» Exercise data
******************************

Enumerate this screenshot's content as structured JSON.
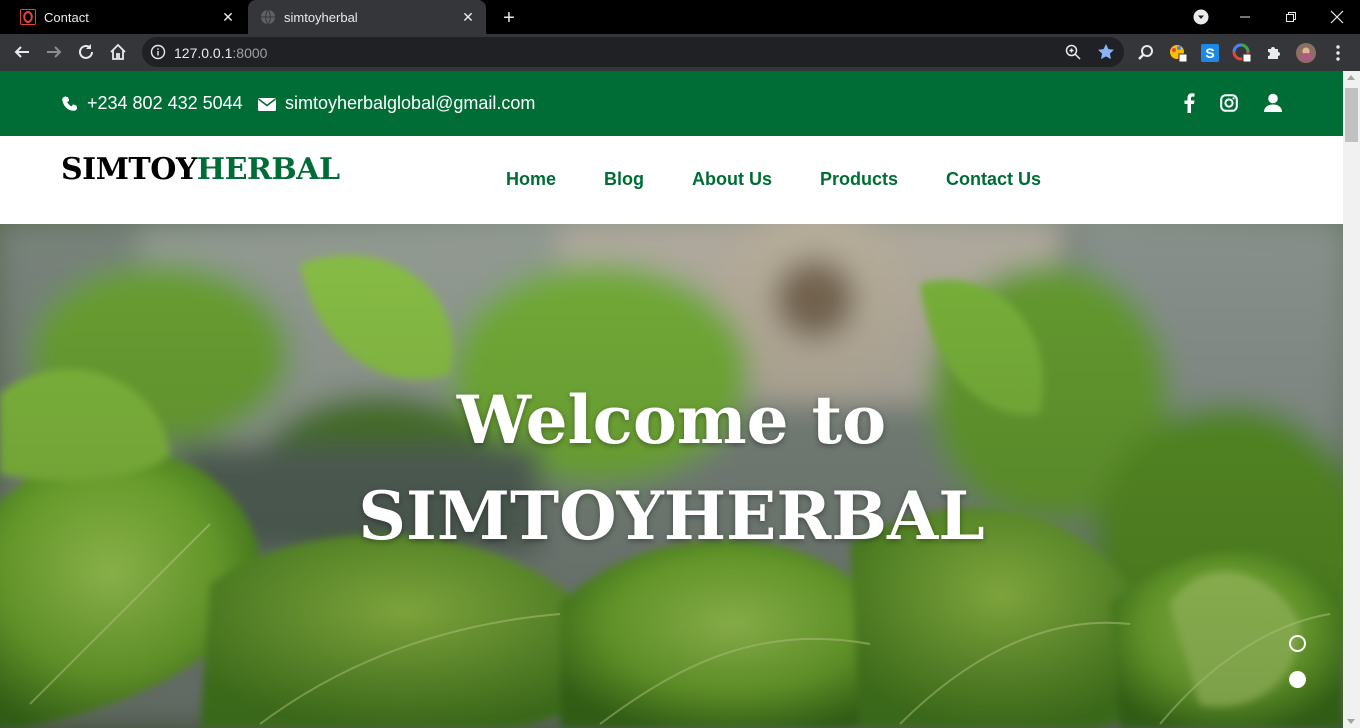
{
  "browser": {
    "tabs": [
      {
        "title": "Contact",
        "active": false
      },
      {
        "title": "simtoyherbal",
        "active": true
      }
    ],
    "url_host": "127.0.0.1",
    "url_port": ":8000"
  },
  "topbar": {
    "phone": "+234 802 432 5044",
    "email": "simtoyherbalglobal@gmail.com",
    "social_icons": [
      "facebook-icon",
      "instagram-icon",
      "user-icon"
    ],
    "color": "#006d36"
  },
  "header": {
    "logo_part1": "SIMTOY",
    "logo_part2": "HERBAL",
    "nav": [
      "Home",
      "Blog",
      "About Us",
      "Products",
      "Contact Us"
    ]
  },
  "hero": {
    "title_line1": "Welcome to",
    "title_line2": "SIMTOYHERBAL",
    "carousel_slides": 2,
    "active_slide": 2
  }
}
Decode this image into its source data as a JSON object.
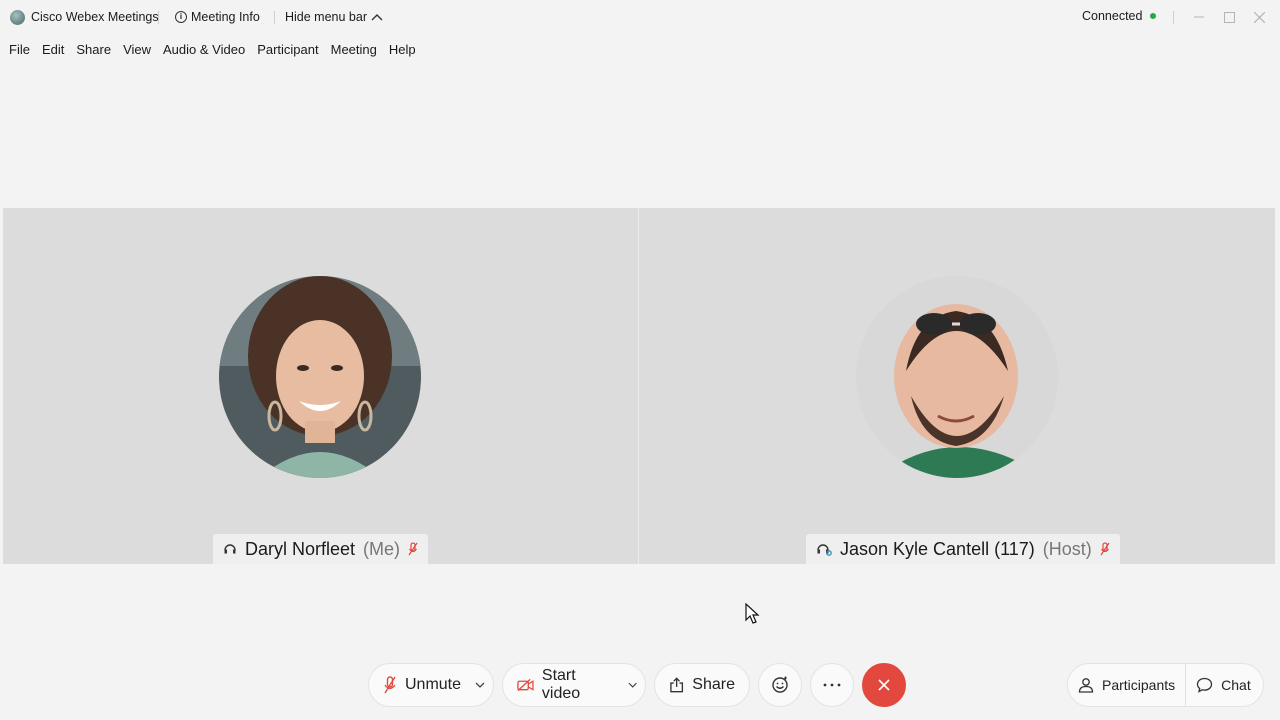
{
  "window": {
    "app_title": "Cisco Webex Meetings",
    "meeting_info_label": "Meeting Info",
    "hide_menu_label": "Hide menu bar",
    "status_label": "Connected",
    "status_color": "#27a745"
  },
  "menu": {
    "items": [
      "File",
      "Edit",
      "Share",
      "View",
      "Audio & Video",
      "Participant",
      "Meeting",
      "Help"
    ]
  },
  "participants": [
    {
      "name": "Daryl Norfleet",
      "role": "(Me)",
      "muted": true,
      "avatar_icon": "avatar-photo-woman"
    },
    {
      "name": "Jason Kyle Cantell (117)",
      "role": "(Host)",
      "muted": true,
      "avatar_icon": "avatar-photo-man"
    }
  ],
  "controls": {
    "unmute_label": "Unmute",
    "start_video_label": "Start video",
    "share_label": "Share",
    "participants_label": "Participants",
    "chat_label": "Chat",
    "end_color": "#e2483d",
    "mute_icon_color": "#e2483d"
  }
}
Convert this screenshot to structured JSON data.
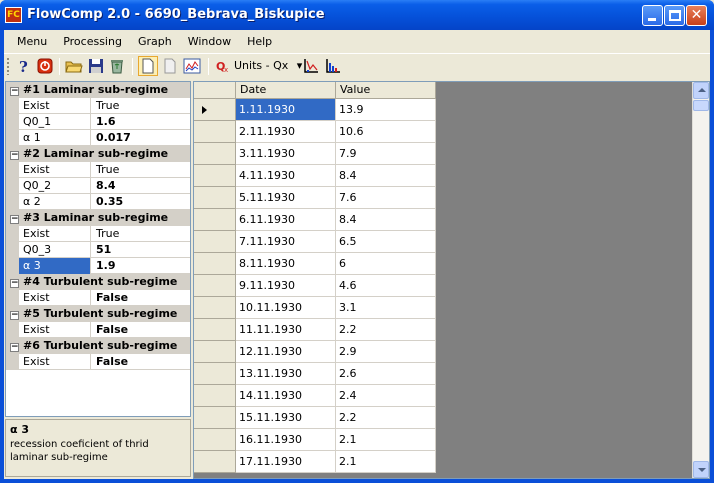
{
  "window": {
    "app_icon_text": "FC",
    "title": "FlowComp 2.0 - 6690_Bebrava_Biskupice",
    "close_glyph": "✕"
  },
  "menu": [
    "Menu",
    "Processing",
    "Graph",
    "Window",
    "Help"
  ],
  "toolbar": {
    "units_label": "Units - Qx",
    "units_dropdown_glyph": "▾",
    "icons": [
      "help-icon",
      "stop-icon",
      "open-folder-icon",
      "save-icon",
      "recycle-icon",
      "new-document-icon",
      "document-icon",
      "chart-icon",
      "qx-icon",
      "chart-axis-icon",
      "chart-bars-icon"
    ],
    "accent": "#316ac5"
  },
  "properties": {
    "groups": [
      {
        "title": "#1 Laminar sub-regime",
        "rows": [
          {
            "name": "Exist",
            "value": "True",
            "bold": false
          },
          {
            "name": "Q0_1",
            "value": "1.6",
            "bold": true
          },
          {
            "name": "α 1",
            "value": "0.017",
            "bold": true
          }
        ]
      },
      {
        "title": "#2 Laminar sub-regime",
        "rows": [
          {
            "name": "Exist",
            "value": "True",
            "bold": false
          },
          {
            "name": "Q0_2",
            "value": "8.4",
            "bold": true
          },
          {
            "name": "α 2",
            "value": "0.35",
            "bold": true
          }
        ]
      },
      {
        "title": "#3 Laminar sub-regime",
        "rows": [
          {
            "name": "Exist",
            "value": "True",
            "bold": false
          },
          {
            "name": "Q0_3",
            "value": "51",
            "bold": true
          },
          {
            "name": "α 3",
            "value": "1.9",
            "bold": true,
            "selected": true
          }
        ]
      },
      {
        "title": "#4 Turbulent sub-regime",
        "rows": [
          {
            "name": "Exist",
            "value": "False",
            "bold": true
          }
        ]
      },
      {
        "title": "#5 Turbulent sub-regime",
        "rows": [
          {
            "name": "Exist",
            "value": "False",
            "bold": true
          }
        ]
      },
      {
        "title": "#6 Turbulent sub-regime",
        "rows": [
          {
            "name": "Exist",
            "value": "False",
            "bold": true
          }
        ]
      }
    ],
    "description": {
      "title": "α 3",
      "text": "recession coeficient of thrid laminar sub-regime"
    }
  },
  "grid": {
    "columns": [
      "Date",
      "Value"
    ],
    "rows": [
      [
        "1.11.1930",
        "13.9"
      ],
      [
        "2.11.1930",
        "10.6"
      ],
      [
        "3.11.1930",
        "7.9"
      ],
      [
        "4.11.1930",
        "8.4"
      ],
      [
        "5.11.1930",
        "7.6"
      ],
      [
        "6.11.1930",
        "8.4"
      ],
      [
        "7.11.1930",
        "6.5"
      ],
      [
        "8.11.1930",
        "6"
      ],
      [
        "9.11.1930",
        "4.6"
      ],
      [
        "10.11.1930",
        "3.1"
      ],
      [
        "11.11.1930",
        "2.2"
      ],
      [
        "12.11.1930",
        "2.9"
      ],
      [
        "13.11.1930",
        "2.6"
      ],
      [
        "14.11.1930",
        "2.4"
      ],
      [
        "15.11.1930",
        "2.2"
      ],
      [
        "16.11.1930",
        "2.1"
      ],
      [
        "17.11.1930",
        "2.1"
      ]
    ],
    "selected_row": 0
  }
}
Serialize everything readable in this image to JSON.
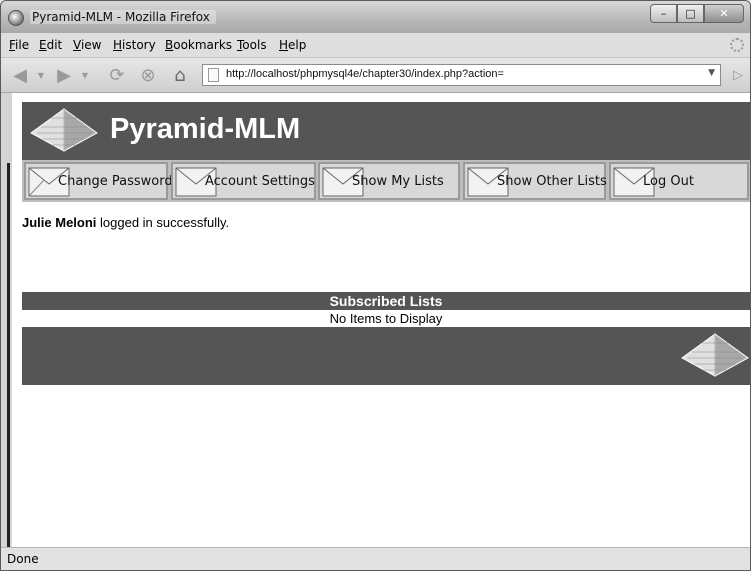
{
  "window": {
    "title": "Pyramid-MLM - Mozilla Firefox"
  },
  "menu": [
    "File",
    "Edit",
    "View",
    "History",
    "Bookmarks",
    "Tools",
    "Help"
  ],
  "address_bar": {
    "url": "http://localhost/phpmysql4e/chapter30/index.php?action="
  },
  "page": {
    "site_title": "Pyramid-MLM",
    "nav": [
      "Change Password",
      "Account Settings",
      "Show My Lists",
      "Show Other Lists",
      "Log Out"
    ],
    "message": {
      "user": "Julie Meloni",
      "text": " logged in successfully."
    },
    "lists": {
      "header": "Subscribed Lists",
      "empty_text": "No Items to Display"
    }
  },
  "status": {
    "text": "Done"
  }
}
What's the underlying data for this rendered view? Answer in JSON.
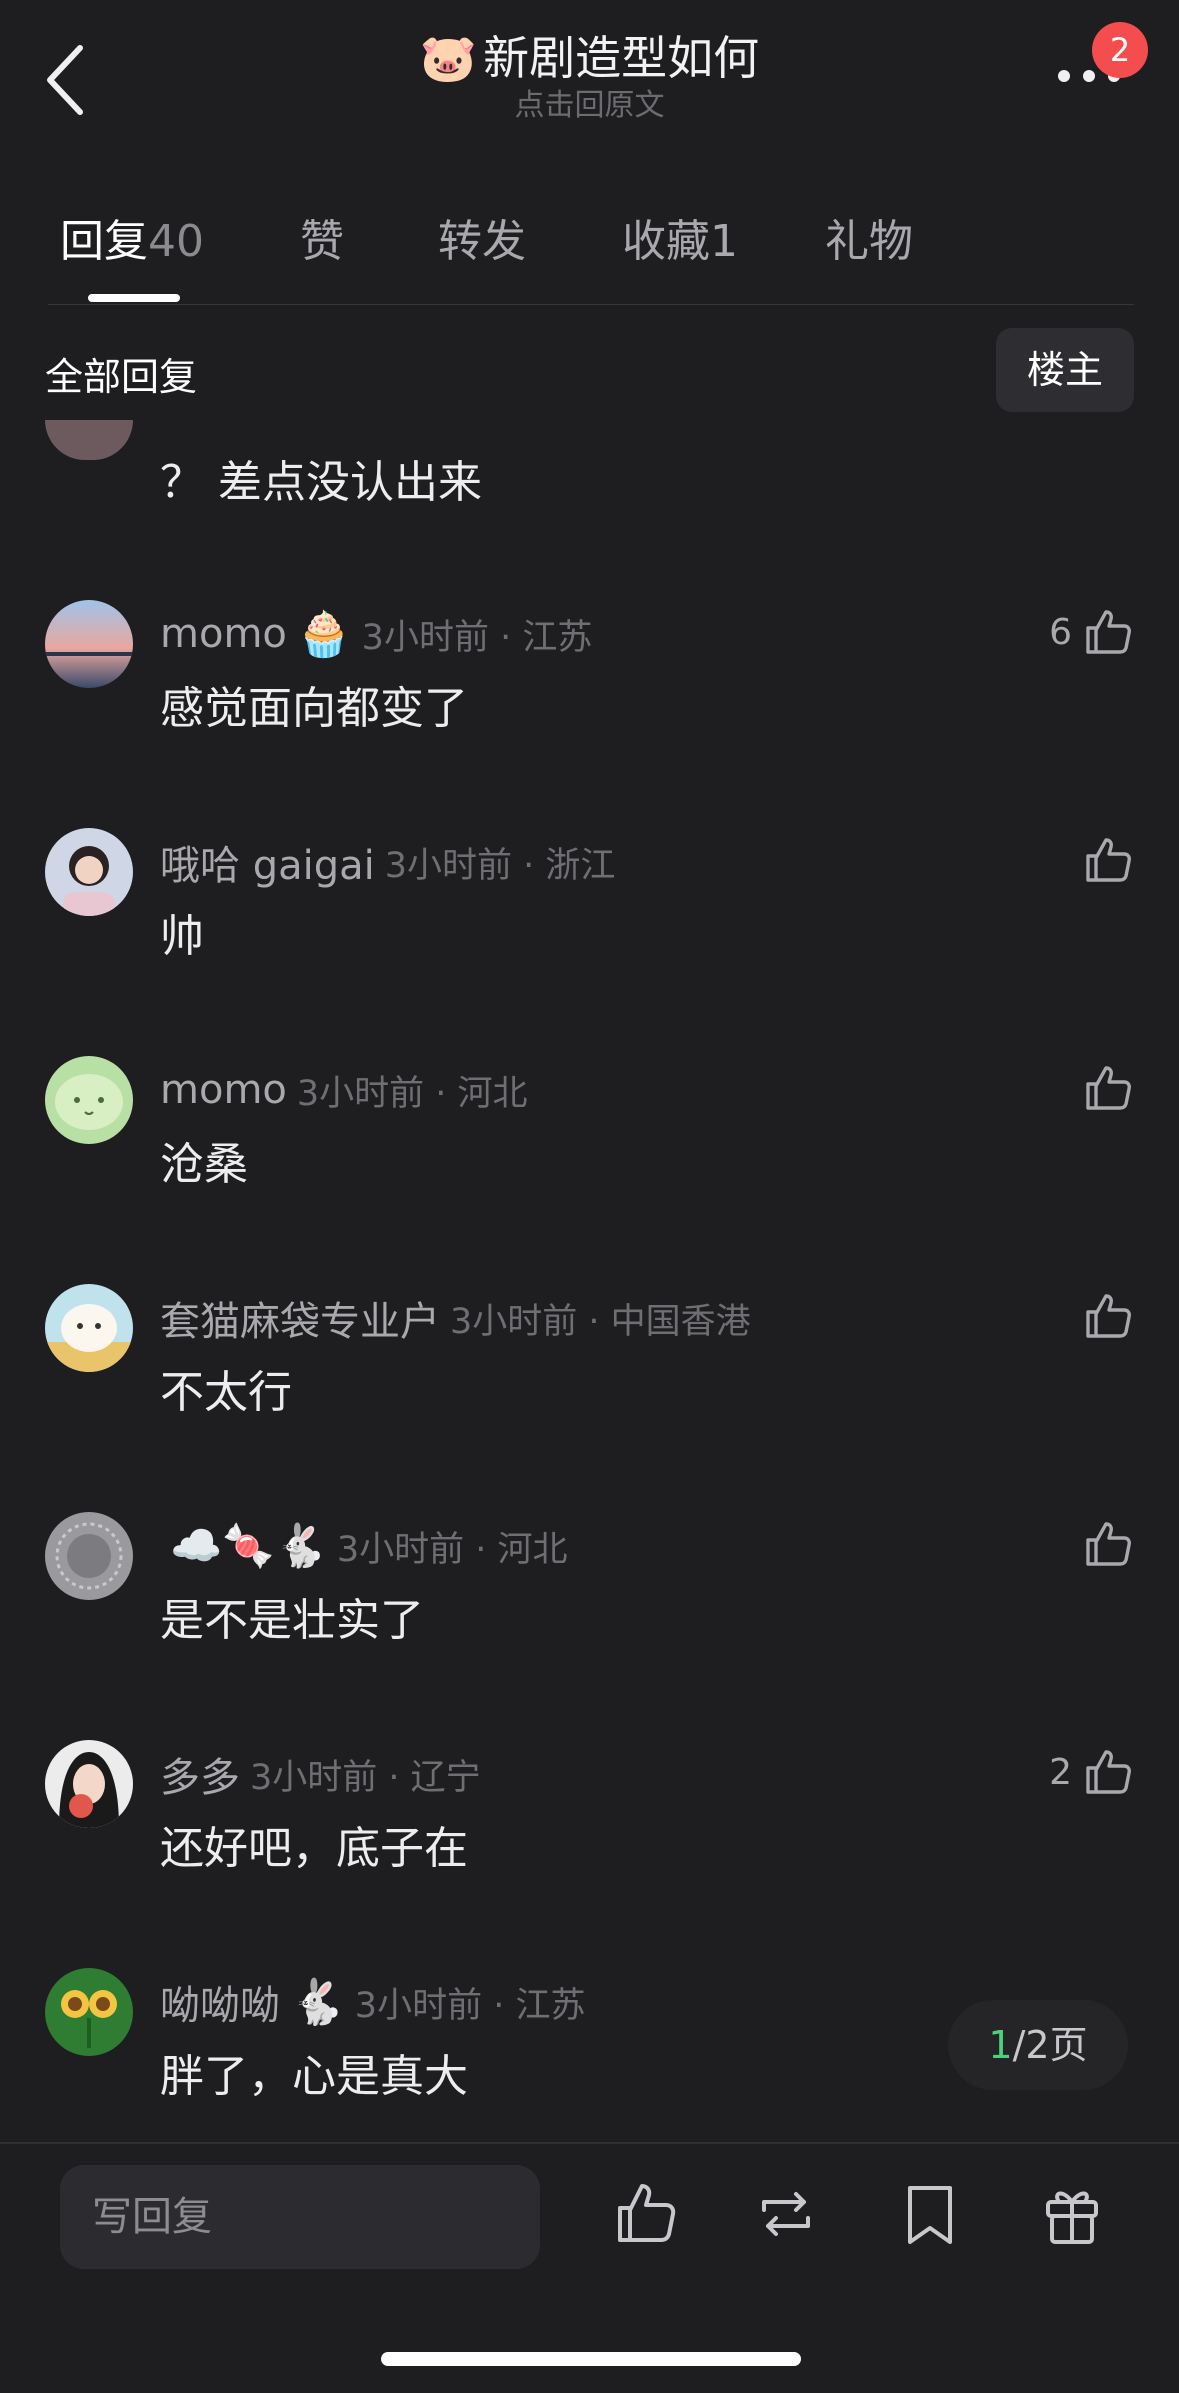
{
  "header": {
    "title": "新剧造型如何",
    "title_emoji": "🐷",
    "subtitle": "点击回原文",
    "badge_count": "2"
  },
  "tabs": [
    {
      "label": "回复",
      "count": "40",
      "active": true
    },
    {
      "label": "赞",
      "count": "",
      "active": false
    },
    {
      "label": "转发",
      "count": "",
      "active": false
    },
    {
      "label": "收藏",
      "count": "1",
      "active": false
    },
    {
      "label": "礼物",
      "count": "",
      "active": false
    }
  ],
  "filter": {
    "label": "全部回复",
    "owner_button": "楼主"
  },
  "partial_comment": {
    "text": "？ 差点没认出来"
  },
  "comments": [
    {
      "user": "momo",
      "user_emoji": "🧁",
      "time_loc": "3小时前 · 江苏",
      "text": "感觉面向都变了",
      "likes": "6"
    },
    {
      "user": "哦哈 gaigai",
      "user_emoji": "",
      "time_loc": "3小时前 · 浙江",
      "text": "帅",
      "likes": ""
    },
    {
      "user": "momo",
      "user_emoji": "",
      "time_loc": "3小时前 · 河北",
      "text": "沧桑",
      "likes": ""
    },
    {
      "user": "套猫麻袋专业户",
      "user_emoji": "",
      "time_loc": "3小时前 · 中国香港",
      "text": "不太行",
      "likes": ""
    },
    {
      "user": "",
      "user_emoji": "☁️🍬🐇",
      "time_loc": "3小时前 · 河北",
      "text": "是不是壮实了",
      "likes": ""
    },
    {
      "user": "多多",
      "user_emoji": "",
      "time_loc": "3小时前 · 辽宁",
      "text": "还好吧，底子在",
      "likes": "2"
    },
    {
      "user": "呦呦呦",
      "user_emoji": "🐇",
      "time_loc": "3小时前 · 江苏",
      "text": "胖了，心是真大",
      "likes": ""
    }
  ],
  "pagination": {
    "current": "1",
    "rest": "/2页"
  },
  "bottom_bar": {
    "reply_placeholder": "写回复"
  },
  "colors": {
    "background": "#1e1e20",
    "badge": "#f44d4d",
    "page_current": "#4cd27a"
  }
}
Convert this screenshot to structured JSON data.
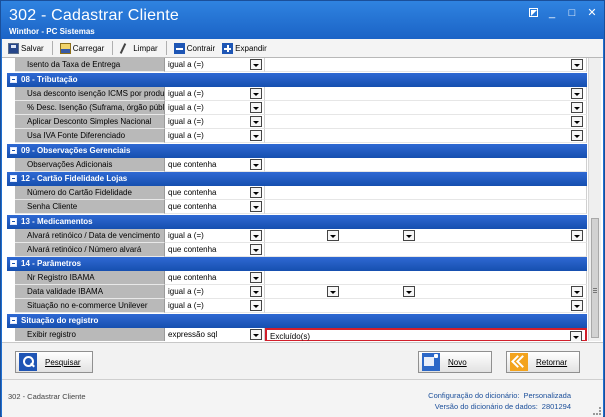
{
  "window": {
    "title": "302 - Cadastrar Cliente",
    "subtitle": "Winthor - PC Sistemas"
  },
  "toolbar": {
    "save_label": "Salvar",
    "load_label": "Carregar",
    "clear_label": "Limpar",
    "collapse_label": "Contrair",
    "expand_label": "Expandir"
  },
  "grid": {
    "top_row": {
      "label": "Isento da Taxa de Entrega",
      "operator": "igual a (=)"
    },
    "groups": [
      {
        "title": "08 - Tributação",
        "rows": [
          {
            "label": "Usa desconto isenção ICMS por produto",
            "operator": "igual a (=)"
          },
          {
            "label": "% Desc. Isenção (Suframa, órgão público)",
            "operator": "igual a (=)"
          },
          {
            "label": "Aplicar Desconto Simples Nacional",
            "operator": "igual a (=)"
          },
          {
            "label": "Usa IVA Fonte Diferenciado",
            "operator": "igual a (=)"
          }
        ]
      },
      {
        "title": "09 - Observações Gerenciais",
        "rows": [
          {
            "label": "Observações Adicionais",
            "operator": "que contenha"
          }
        ]
      },
      {
        "title": "12 - Cartão Fidelidade Lojas",
        "rows": [
          {
            "label": "Número do Cartão Fidelidade",
            "operator": "que contenha"
          },
          {
            "label": "Senha Cliente",
            "operator": "que contenha"
          }
        ]
      },
      {
        "title": "13 - Medicamentos",
        "rows": [
          {
            "label": "Alvará retinóico / Data de vencimento",
            "operator": "igual a (=)"
          },
          {
            "label": "Alvará retinóico / Número alvará",
            "operator": "que contenha"
          }
        ]
      },
      {
        "title": "14 - Parâmetros",
        "rows": [
          {
            "label": "Nr Registro IBAMA",
            "operator": "que contenha"
          },
          {
            "label": "Data validade IBAMA",
            "operator": "igual a (=)"
          },
          {
            "label": "Situação no e-commerce Unilever",
            "operator": "igual a (=)"
          }
        ]
      },
      {
        "title": "Situação do registro",
        "rows": [
          {
            "label": "Exibir registro",
            "operator": "expressão sql",
            "value": "Excluído(s)"
          }
        ]
      }
    ]
  },
  "buttons": {
    "search_label": "Pesquisar",
    "new_label": "Novo",
    "back_label": "Retornar"
  },
  "status": {
    "title": "302 - Cadastrar Cliente",
    "dict_config_label": "Configuração do dicionário:",
    "dict_config_value": "Personalizada",
    "dict_version_label": "Versão do dicionário de dados:",
    "dict_version_value": "2801294"
  }
}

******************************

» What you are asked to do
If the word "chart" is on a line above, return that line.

» Written solution
      "chart-icon",
      "chart-axis-icon",
      "chart-bars-icon"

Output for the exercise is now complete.